Since their start, several students graduated from high school and committed to college teams such as Hinds Community College and Alabama State.

When Lee isn’t working with Snack Pack Elite, he’s still connected to Jackson State’s athletics program. He volunteers in the men’s basketball internal operations department, learning the logistics of team travel, equipment and communications. “It’s giving me the opportunity to be well-equipped when I get ready to get another job, but also to build relationships with other college coaches and build relationships with other colleges. It also helps me know what all comes with being a coach on the collegiate level,” Lee said.

Jackson State’s 2022 team will compete in the SWAC tournament beginning March 9 in an attempt to break out of the middle of the pack to win the championship.

JSU assistant men’s basketball coach De’Suan Dixon said he has enjoyed having Lee around. “A lot of times we just sit around and talk about basketball. I also pick his brain … because I’ve been knowing him since middle school. I ask him questions like what he is doing now or what’s his next move,” Dixon said.


When he’s not coaching or volunteering, Lee is building his brand. Lee’s platform has allowed him to connect with other influencers, ranging from NFL and NBA athletes to content creators such as Larry “Bone Collector” Williams, who has 1 million Instagram followers and is known for “breaking ankles” in streetball.

Lee’s viral video gave him the publicity he needed to network with other social media and sports industry professionals. He said establishing himself on any social platform would have been challenging without the attention.

Lee’s connections allowed him to play in a celebrity basketball game that included rapper Lil Boosie and former NBA player Monta Ellis.
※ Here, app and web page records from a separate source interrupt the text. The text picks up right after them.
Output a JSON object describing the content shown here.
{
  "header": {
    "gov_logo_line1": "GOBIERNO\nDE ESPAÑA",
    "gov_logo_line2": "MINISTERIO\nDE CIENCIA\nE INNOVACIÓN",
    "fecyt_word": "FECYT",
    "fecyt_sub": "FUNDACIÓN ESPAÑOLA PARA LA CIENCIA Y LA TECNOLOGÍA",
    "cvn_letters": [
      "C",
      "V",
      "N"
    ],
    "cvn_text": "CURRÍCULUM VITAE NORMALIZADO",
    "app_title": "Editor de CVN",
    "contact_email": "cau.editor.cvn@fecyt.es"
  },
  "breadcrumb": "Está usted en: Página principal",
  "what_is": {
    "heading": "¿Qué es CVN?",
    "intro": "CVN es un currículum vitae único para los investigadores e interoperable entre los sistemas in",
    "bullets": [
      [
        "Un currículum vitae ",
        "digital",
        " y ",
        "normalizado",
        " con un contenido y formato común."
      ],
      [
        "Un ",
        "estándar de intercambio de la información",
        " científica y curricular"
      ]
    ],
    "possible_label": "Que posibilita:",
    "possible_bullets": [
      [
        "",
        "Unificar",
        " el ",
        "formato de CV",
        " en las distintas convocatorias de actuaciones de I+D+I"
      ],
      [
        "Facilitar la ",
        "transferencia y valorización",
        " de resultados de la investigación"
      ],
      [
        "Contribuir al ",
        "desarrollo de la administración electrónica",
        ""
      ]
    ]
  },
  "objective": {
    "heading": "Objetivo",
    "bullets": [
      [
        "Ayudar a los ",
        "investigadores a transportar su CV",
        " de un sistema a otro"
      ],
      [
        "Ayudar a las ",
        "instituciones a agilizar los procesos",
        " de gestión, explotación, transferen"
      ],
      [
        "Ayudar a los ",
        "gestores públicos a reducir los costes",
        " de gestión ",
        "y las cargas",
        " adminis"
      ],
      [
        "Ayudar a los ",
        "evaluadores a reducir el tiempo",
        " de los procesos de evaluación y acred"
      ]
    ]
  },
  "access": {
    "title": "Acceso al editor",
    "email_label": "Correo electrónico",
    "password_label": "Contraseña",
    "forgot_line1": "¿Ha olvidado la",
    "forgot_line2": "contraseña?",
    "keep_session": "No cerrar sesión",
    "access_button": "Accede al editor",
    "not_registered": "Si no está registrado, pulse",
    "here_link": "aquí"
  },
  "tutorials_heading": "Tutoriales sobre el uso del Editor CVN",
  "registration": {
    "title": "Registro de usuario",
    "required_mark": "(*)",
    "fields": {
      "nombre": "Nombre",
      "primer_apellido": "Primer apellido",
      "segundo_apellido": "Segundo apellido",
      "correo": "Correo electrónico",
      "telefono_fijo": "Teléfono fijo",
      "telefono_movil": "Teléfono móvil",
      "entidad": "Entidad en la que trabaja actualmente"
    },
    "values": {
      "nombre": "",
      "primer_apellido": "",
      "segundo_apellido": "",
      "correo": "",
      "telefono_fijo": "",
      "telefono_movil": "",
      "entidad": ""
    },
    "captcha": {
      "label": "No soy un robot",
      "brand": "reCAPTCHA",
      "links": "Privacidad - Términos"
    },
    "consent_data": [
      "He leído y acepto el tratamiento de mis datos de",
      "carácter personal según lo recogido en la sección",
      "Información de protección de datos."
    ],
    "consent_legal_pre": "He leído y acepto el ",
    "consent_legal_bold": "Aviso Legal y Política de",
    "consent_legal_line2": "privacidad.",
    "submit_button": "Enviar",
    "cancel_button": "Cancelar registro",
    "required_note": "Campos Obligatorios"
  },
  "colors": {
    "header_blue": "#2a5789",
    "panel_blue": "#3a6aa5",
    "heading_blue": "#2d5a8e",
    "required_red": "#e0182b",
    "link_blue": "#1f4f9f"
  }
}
As Lee gained exposure, he got a chance to meet producer and actress Vivica Fox, and other opportunities he believed wouldn’t have happened without his sudden social media attention.

At 25, Lee could go any number of directions for his next career venture. He wouldn’t mind a stop in music. He plays the piano and performs live with his musical group, Thomas & Friends, at restaurants and bars around Jackson.

For Lee, he has made the most of his opportunity. The guy many know as “Snacks” still embraces the nickname he received from coaches and players when he started his team manager position during his undergrad days. His bond and love for the Jackson State Tigers have blossomed since his aunt took him to JSU games and events as a kid.

“Snacks” is more than a comical nickname. It’s the start of a brand that Lee said he hopes will represent him and his many talents.

“As I grow my platform, I want it to allow me to be versatile. I want to be able to balance music and sports. Ideally, I want to create a foundation that doesn’t only cater to mentoring, but arts, athletics and music,” Lee said.

Next up on Lee’s to-do list is a podcast he plans to launch called Snackin’ With Snacks that will feature roundtable discussions with influencers, NBA coaches, NFL players and local business owners. It’s his goal to highlight the adversities professionals in the public eye face as a way to inspire others.

“You always want to strive to be better and better,” Lee said. “I want to continue to grow my platform and I embrace the challenges that come with it. I continue to find ways to be innovative, build my brand, network and take advantage of opportunities.”

Joshua Edwards is a journalism and media studies major at Jackson State University. He'll often argue that WingStop is the best fast food restaurant in existence - solely because he has an addiction to them.